Description of the task → Would you reproduce the whole listing exactly, dropping any pictures it holds?

Material provided →
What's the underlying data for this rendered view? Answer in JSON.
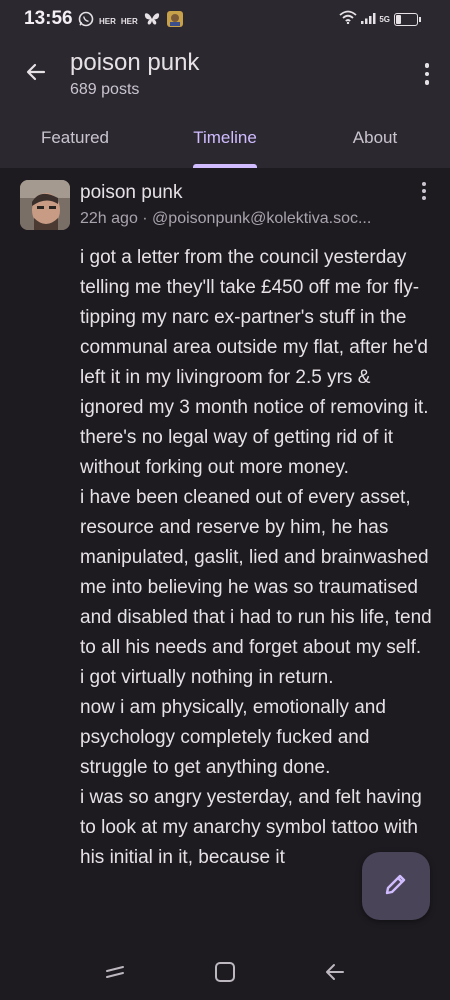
{
  "status_bar": {
    "time": "13:56",
    "notif_labels": [
      "HER",
      "HER"
    ],
    "network": "5G",
    "icons": [
      "whatsapp-icon",
      "butterfly-icon",
      "app-avatar-icon",
      "wifi-icon",
      "signal-icon",
      "battery-icon"
    ]
  },
  "header": {
    "title": "poison punk",
    "subtitle": "689 posts"
  },
  "tabs": [
    {
      "label": "Featured",
      "active": false
    },
    {
      "label": "Timeline",
      "active": true
    },
    {
      "label": "About",
      "active": false
    }
  ],
  "post": {
    "author": "poison punk",
    "meta": "22h ago · @poisonpunk@kolektiva.soc...",
    "body": [
      "i got a letter from the council yesterday telling me they'll take £450 off me for fly-tipping my narc ex-partner's stuff in the communal area outside my flat, after he'd left it in my livingroom for 2.5 yrs & ignored my 3 month notice of removing it.",
      "there's no legal way of getting rid of it without forking out more money.",
      "i have been cleaned out of every asset, resource and reserve by him, he has manipulated, gaslit, lied and brainwashed me into believing he was so traumatised and disabled that i had to run his life, tend to all his needs and forget about my self.",
      "i got virtually nothing in return.",
      "now i am physically, emotionally and psychology completely fucked and struggle to get anything done.",
      "i was so angry yesterday, and felt having to look at my anarchy symbol tattoo with his initial in it, because it"
    ]
  },
  "colors": {
    "accent": "#d0bcff",
    "surface": "#2b2830",
    "background": "#1d1b20",
    "fab": "#4a4458"
  }
}
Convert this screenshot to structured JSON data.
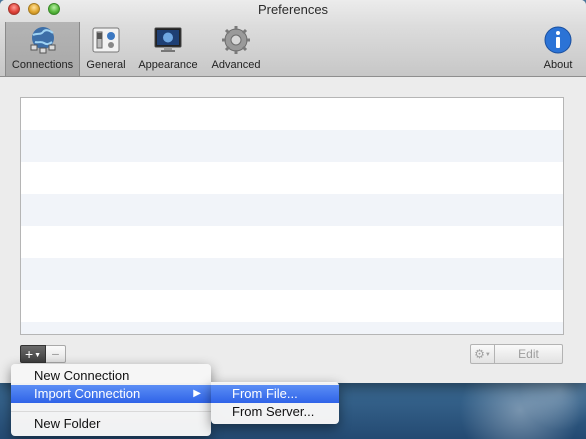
{
  "window": {
    "title": "Preferences"
  },
  "toolbar": {
    "items": [
      {
        "label": "Connections",
        "icon": "globe-network-icon",
        "selected": true
      },
      {
        "label": "General",
        "icon": "switches-icon",
        "selected": false
      },
      {
        "label": "Appearance",
        "icon": "monitor-icon",
        "selected": false
      },
      {
        "label": "Advanced",
        "icon": "gear-icon",
        "selected": false
      },
      {
        "label": "About",
        "icon": "info-icon",
        "selected": false
      }
    ]
  },
  "connections_list": {
    "rows": [
      "",
      "",
      "",
      "",
      "",
      "",
      ""
    ]
  },
  "bottom_bar": {
    "add_label": "+",
    "remove_label": "−",
    "gear_label": "⚙",
    "edit_label": "Edit"
  },
  "add_menu": {
    "items": [
      {
        "label": "New Connection"
      },
      {
        "label": "Import Connection",
        "submenu_arrow": "▶",
        "highlighted": true
      },
      {
        "label": "New Folder"
      }
    ],
    "import_submenu": {
      "items": [
        {
          "label": "From File...",
          "highlighted": true
        },
        {
          "label": "From Server..."
        }
      ]
    }
  },
  "colors": {
    "selection_blue": "#2f63e8",
    "list_alt_row": "#f1f4f9",
    "toolbar_selected": "#a8a8a8"
  }
}
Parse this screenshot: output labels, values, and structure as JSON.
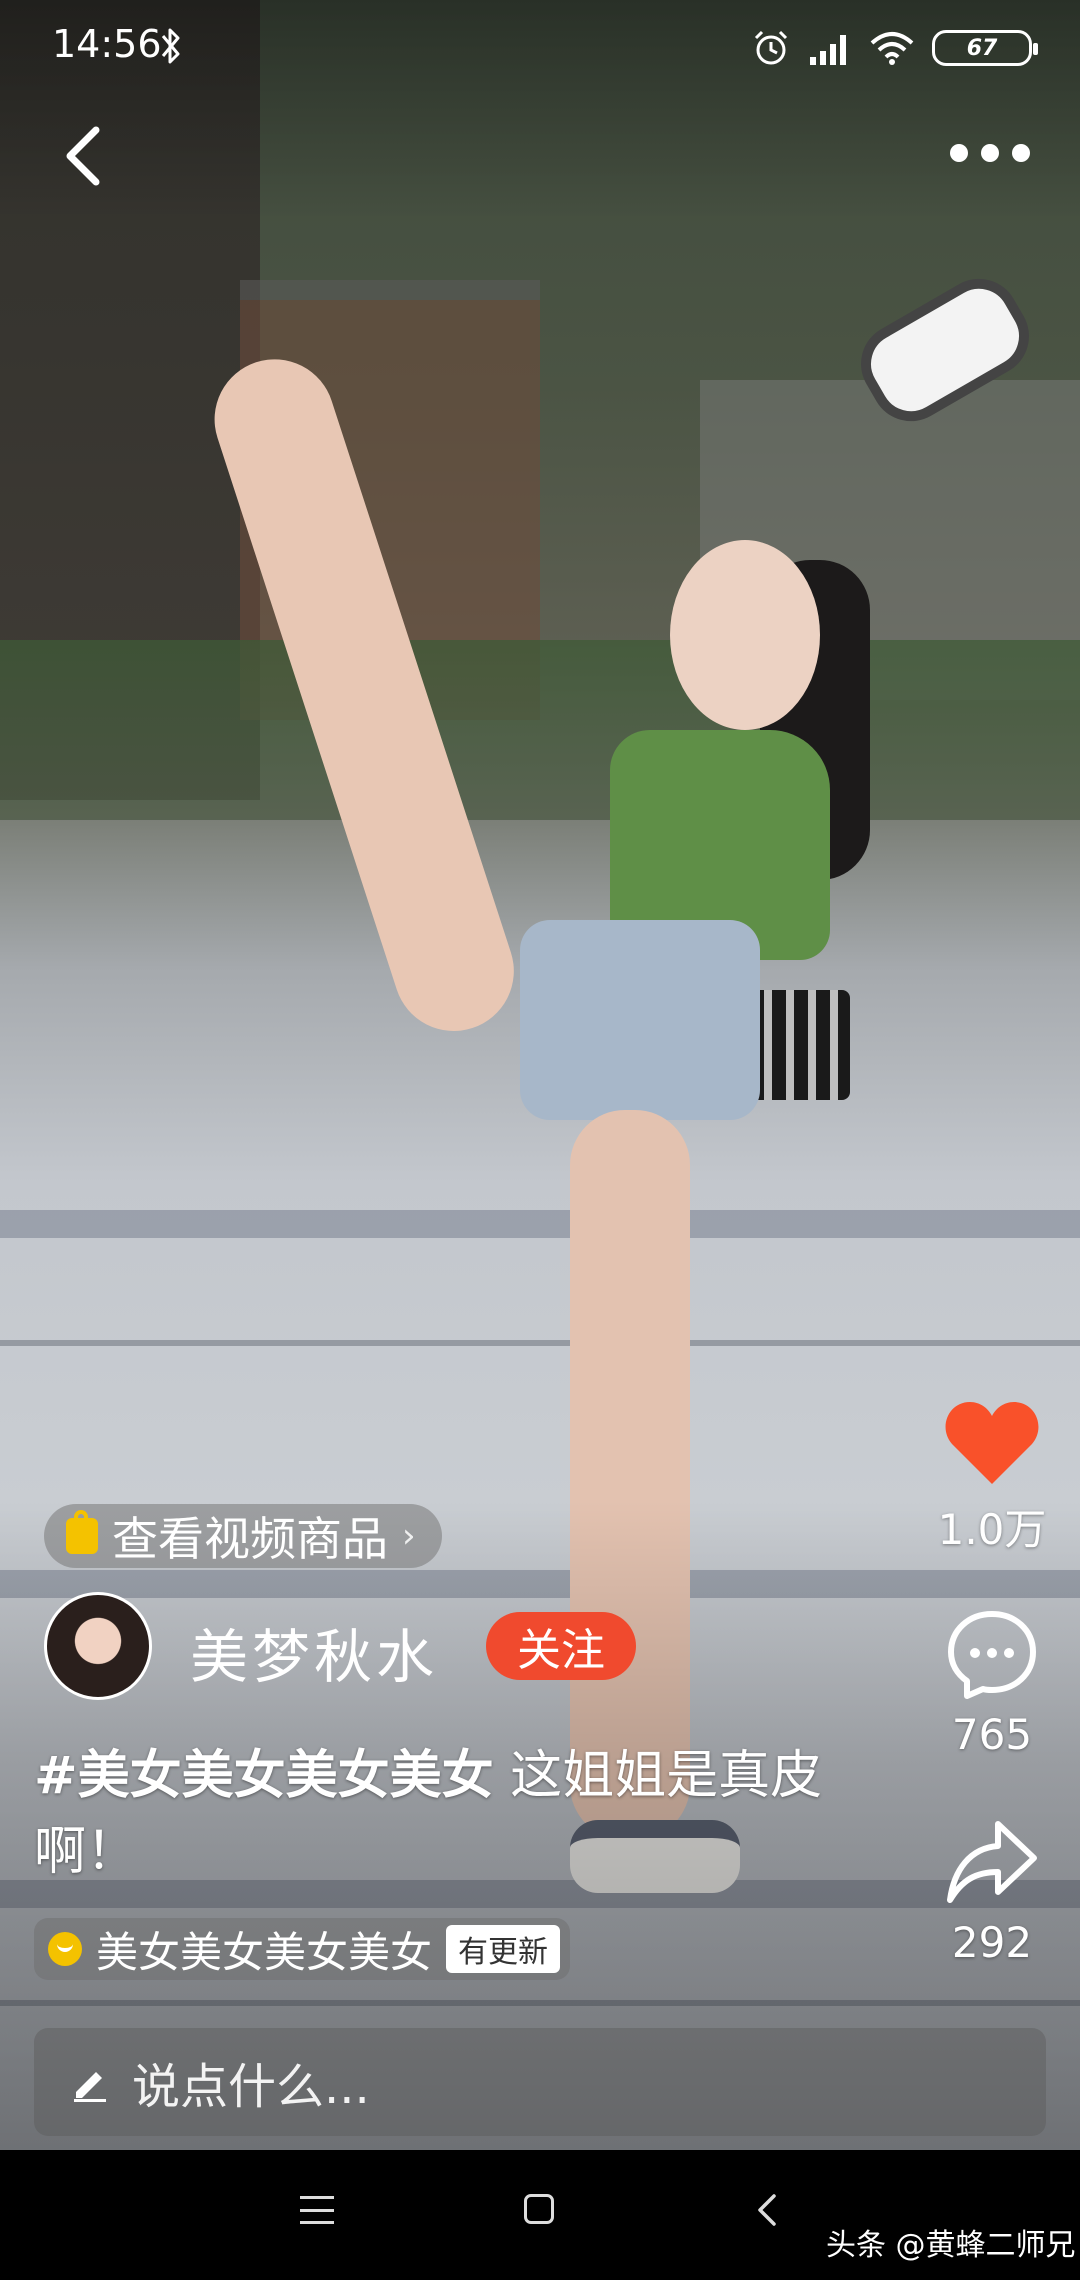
{
  "status_bar": {
    "time": "14:56",
    "battery": "67",
    "icons": [
      "bluetooth-icon",
      "alarm-icon",
      "signal-icon",
      "wifi-icon",
      "battery-icon"
    ]
  },
  "top_nav": {
    "back_icon": "chevron-left-icon",
    "more_icon": "more-dots-icon"
  },
  "actions": {
    "like_count": "1.0万",
    "comment_count": "765",
    "share_count": "292",
    "like_color": "#f9512a"
  },
  "product": {
    "label": "查看视频商品",
    "arrow": "›"
  },
  "author": {
    "name": "美梦秋水",
    "follow_label": "关注",
    "follow_color": "#f04a2e"
  },
  "caption": {
    "hashtag": "#美女美女美女美女",
    "text": " 这姐姐是真皮啊！"
  },
  "collection": {
    "name": "美女美女美女美女",
    "badge": "有更新"
  },
  "comment_input": {
    "placeholder": "说点什么..."
  },
  "watermark": {
    "text": "头条 @黄蜂二师兄"
  }
}
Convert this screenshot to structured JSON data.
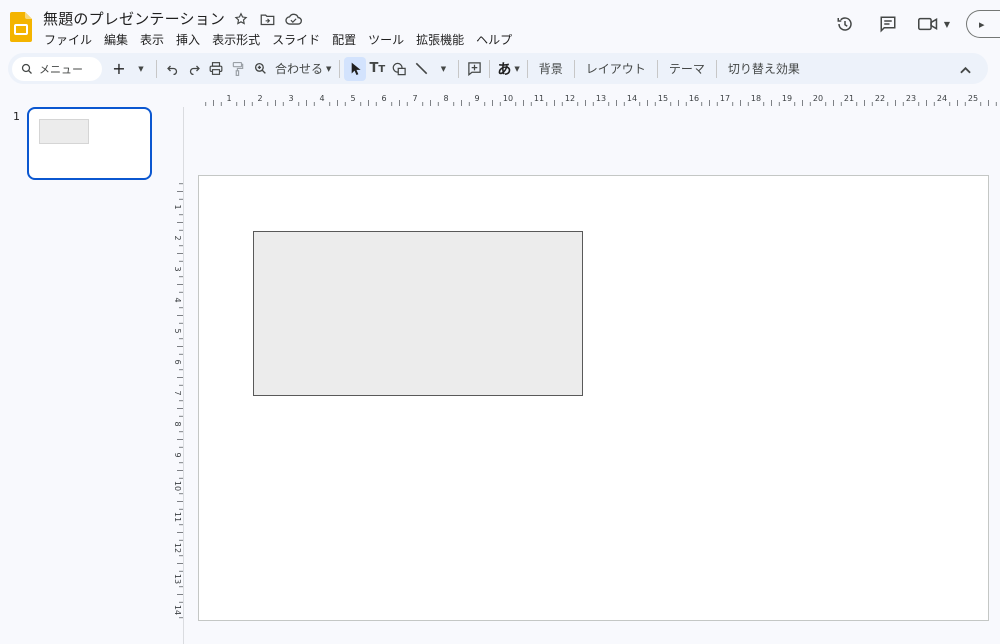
{
  "header": {
    "title": "無題のプレゼンテーション",
    "title_icons": [
      "star-icon",
      "move-to-folder-icon",
      "cloud-saved-icon"
    ],
    "right_icons": [
      "history-icon",
      "comments-icon",
      "meet-camera-icon"
    ]
  },
  "menu": [
    "ファイル",
    "編集",
    "表示",
    "挿入",
    "表示形式",
    "スライド",
    "配置",
    "ツール",
    "拡張機能",
    "ヘルプ"
  ],
  "toolbar": {
    "search_label": "メニュー",
    "zoom_label": "合わせる",
    "input_tool_label": "あ",
    "background_label": "背景",
    "layout_label": "レイアウト",
    "theme_label": "テーマ",
    "transition_label": "切り替え効果"
  },
  "filmstrip": {
    "slides": [
      {
        "number": "1"
      }
    ]
  },
  "ruler": {
    "horizontal_labels": [
      "1",
      "2",
      "3",
      "4",
      "5",
      "6",
      "7",
      "8",
      "9",
      "10",
      "11",
      "12",
      "13",
      "14",
      "15",
      "16",
      "17",
      "18",
      "19",
      "20",
      "21",
      "22",
      "23",
      "24",
      "25"
    ],
    "vertical_labels": [
      "1",
      "2",
      "3",
      "4",
      "5",
      "6",
      "7",
      "8",
      "9",
      "10",
      "11",
      "12",
      "13",
      "14"
    ]
  },
  "colors": {
    "accent": "#0b57d0",
    "slides_yellow": "#f4b400",
    "toolbar_bg": "#edf2fa",
    "shape_fill": "#ececec"
  }
}
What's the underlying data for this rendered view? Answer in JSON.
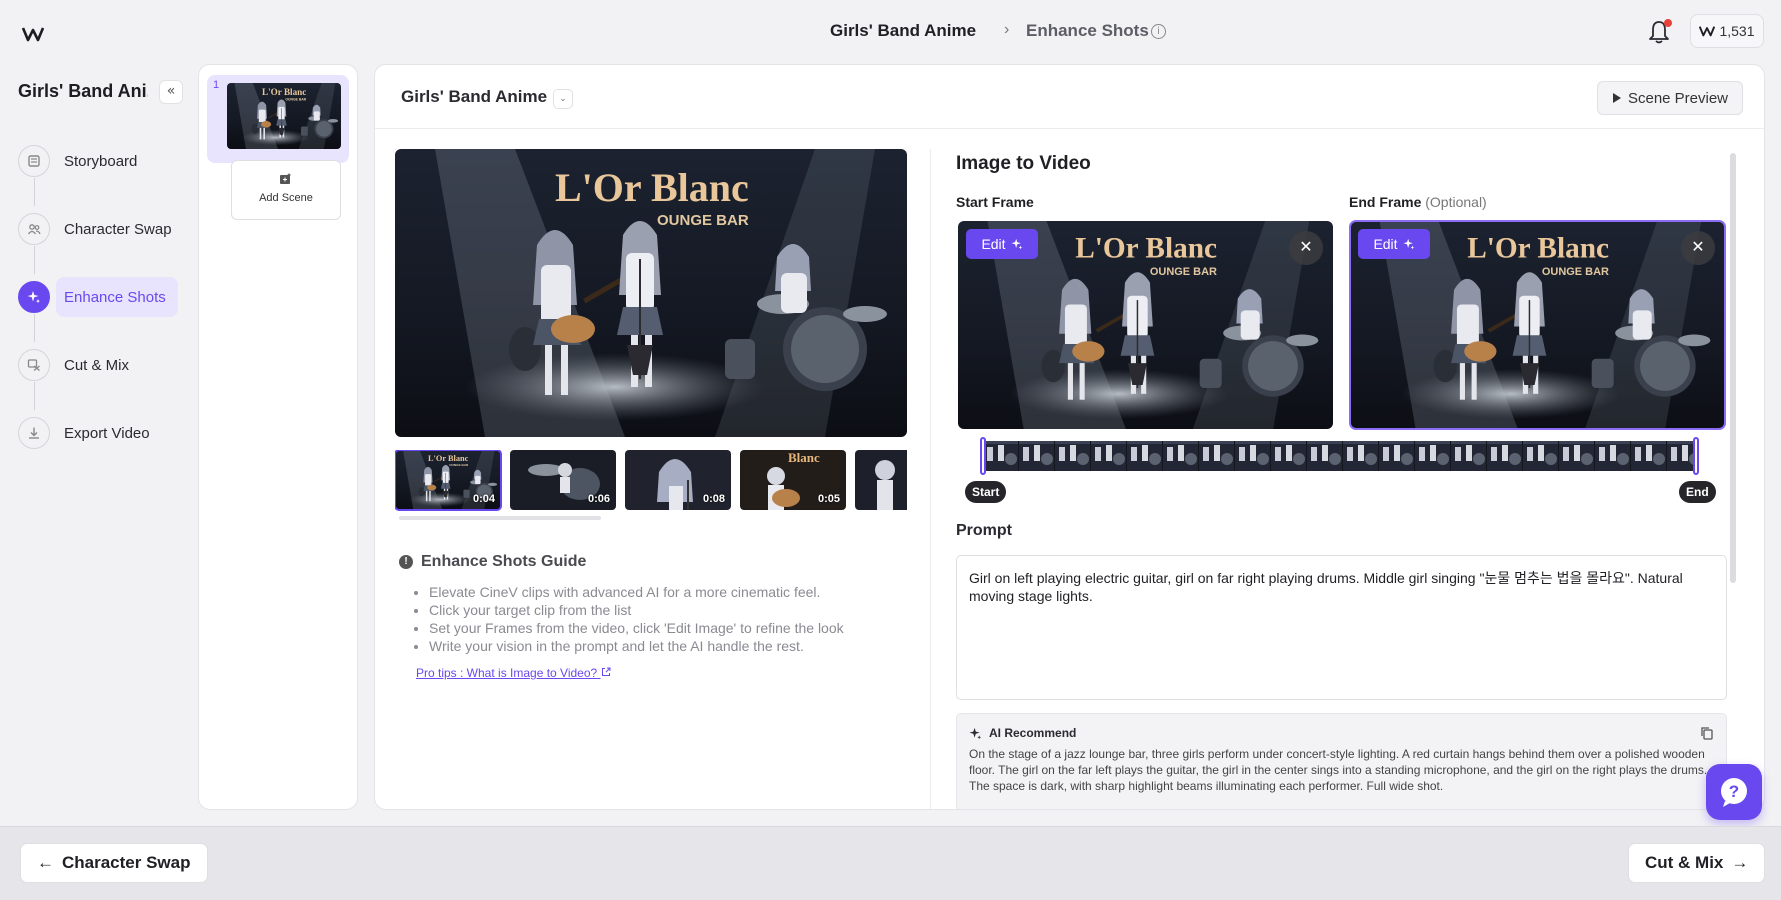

Written solution →
What's the underlying data for this rendered view? Answer in JSON.
{
  "status_bar": {
    "time": "13:56",
    "notif_labels": [
      "HER",
      "HER"
    ],
    "network": "5G",
    "icons": [
      "whatsapp-icon",
      "butterfly-icon",
      "app-avatar-icon",
      "wifi-icon",
      "signal-icon",
      "battery-icon"
    ]
  },
  "header": {
    "title": "poison punk",
    "subtitle": "689 posts"
  },
  "tabs": [
    {
      "label": "Featured",
      "active": false
    },
    {
      "label": "Timeline",
      "active": true
    },
    {
      "label": "About",
      "active": false
    }
  ],
  "post": {
    "author": "poison punk",
    "meta": "22h ago · @poisonpunk@kolektiva.soc...",
    "body": [
      "i got a letter from the council yesterday telling me they'll take £450 off me for fly-tipping my narc ex-partner's stuff in the communal area outside my flat, after he'd left it in my livingroom for 2.5 yrs & ignored my 3 month notice of removing it.",
      "there's no legal way of getting rid of it without forking out more money.",
      "i have been cleaned out of every asset, resource and reserve by him, he has manipulated, gaslit, lied and brainwashed me into believing he was so traumatised and disabled that i had to run his life, tend to all his needs and forget about my self.",
      "i got virtually nothing in return.",
      "now i am physically, emotionally and psychology completely fucked and struggle to get anything done.",
      "i was so angry yesterday, and felt having to look at my anarchy symbol tattoo with his initial in it, because it"
    ]
  },
  "colors": {
    "accent": "#d0bcff",
    "surface": "#2b2830",
    "background": "#1d1b20",
    "fab": "#4a4458"
  }
}
Convert this screenshot to structured JSON data.
{
  "window": {
    "title": "Preferences"
  },
  "toolbar": {
    "items": [
      {
        "label": "Connections",
        "icon": "globe-network-icon",
        "selected": true
      },
      {
        "label": "General",
        "icon": "switches-icon",
        "selected": false
      },
      {
        "label": "Appearance",
        "icon": "monitor-icon",
        "selected": false
      },
      {
        "label": "Advanced",
        "icon": "gear-icon",
        "selected": false
      },
      {
        "label": "About",
        "icon": "info-icon",
        "selected": false
      }
    ]
  },
  "connections_list": {
    "rows": [
      "",
      "",
      "",
      "",
      "",
      "",
      ""
    ]
  },
  "bottom_bar": {
    "add_label": "+",
    "remove_label": "−",
    "gear_label": "⚙",
    "edit_label": "Edit"
  },
  "add_menu": {
    "items": [
      {
        "label": "New Connection"
      },
      {
        "label": "Import Connection",
        "submenu_arrow": "▶",
        "highlighted": true
      },
      {
        "label": "New Folder"
      }
    ],
    "import_submenu": {
      "items": [
        {
          "label": "From File...",
          "highlighted": true
        },
        {
          "label": "From Server..."
        }
      ]
    }
  },
  "colors": {
    "selection_blue": "#2f63e8",
    "list_alt_row": "#f1f4f9",
    "toolbar_selected": "#a8a8a8"
  }
}
Parse this screenshot: output labels, values, and structure as JSON.
{
  "status_bar": {
    "time": "14:56",
    "battery": "67",
    "icons": [
      "bluetooth-icon",
      "alarm-icon",
      "signal-icon",
      "wifi-icon",
      "battery-icon"
    ]
  },
  "top_nav": {
    "back_icon": "chevron-left-icon",
    "more_icon": "more-dots-icon"
  },
  "actions": {
    "like_count": "1.0万",
    "comment_count": "765",
    "share_count": "292",
    "like_color": "#f9512a"
  },
  "product": {
    "label": "查看视频商品",
    "arrow": "›"
  },
  "author": {
    "name": "美梦秋水",
    "follow_label": "关注",
    "follow_color": "#f04a2e"
  },
  "caption": {
    "hashtag": "#美女美女美女美女",
    "text": " 这姐姐是真皮啊！"
  },
  "collection": {
    "name": "美女美女美女美女",
    "badge": "有更新"
  },
  "comment_input": {
    "placeholder": "说点什么..."
  },
  "watermark": {
    "text": "头条 @黄蜂二师兄"
  }
}
Convert this screenshot to structured JSON data.
{
  "header": {
    "title": "無題のプレゼンテーション",
    "title_icons": [
      "star-icon",
      "move-to-folder-icon",
      "cloud-saved-icon"
    ],
    "right_icons": [
      "history-icon",
      "comments-icon",
      "meet-camera-icon"
    ]
  },
  "menu": [
    "ファイル",
    "編集",
    "表示",
    "挿入",
    "表示形式",
    "スライド",
    "配置",
    "ツール",
    "拡張機能",
    "ヘルプ"
  ],
  "toolbar": {
    "search_label": "メニュー",
    "zoom_label": "合わせる",
    "input_tool_label": "あ",
    "background_label": "背景",
    "layout_label": "レイアウト",
    "theme_label": "テーマ",
    "transition_label": "切り替え効果"
  },
  "filmstrip": {
    "slides": [
      {
        "number": "1"
      }
    ]
  },
  "ruler": {
    "horizontal_labels": [
      "1",
      "2",
      "3",
      "4",
      "5",
      "6",
      "7",
      "8",
      "9",
      "10",
      "11",
      "12",
      "13",
      "14",
      "15",
      "16",
      "17",
      "18",
      "19",
      "20",
      "21",
      "22",
      "23",
      "24",
      "25"
    ],
    "vertical_labels": [
      "1",
      "2",
      "3",
      "4",
      "5",
      "6",
      "7",
      "8",
      "9",
      "10",
      "11",
      "12",
      "13",
      "14"
    ]
  },
  "colors": {
    "accent": "#0b57d0",
    "slides_yellow": "#f4b400",
    "toolbar_bg": "#edf2fa",
    "shape_fill": "#ececec"
  }
}
What's the underlying data for this rendered view? Answer in JSON.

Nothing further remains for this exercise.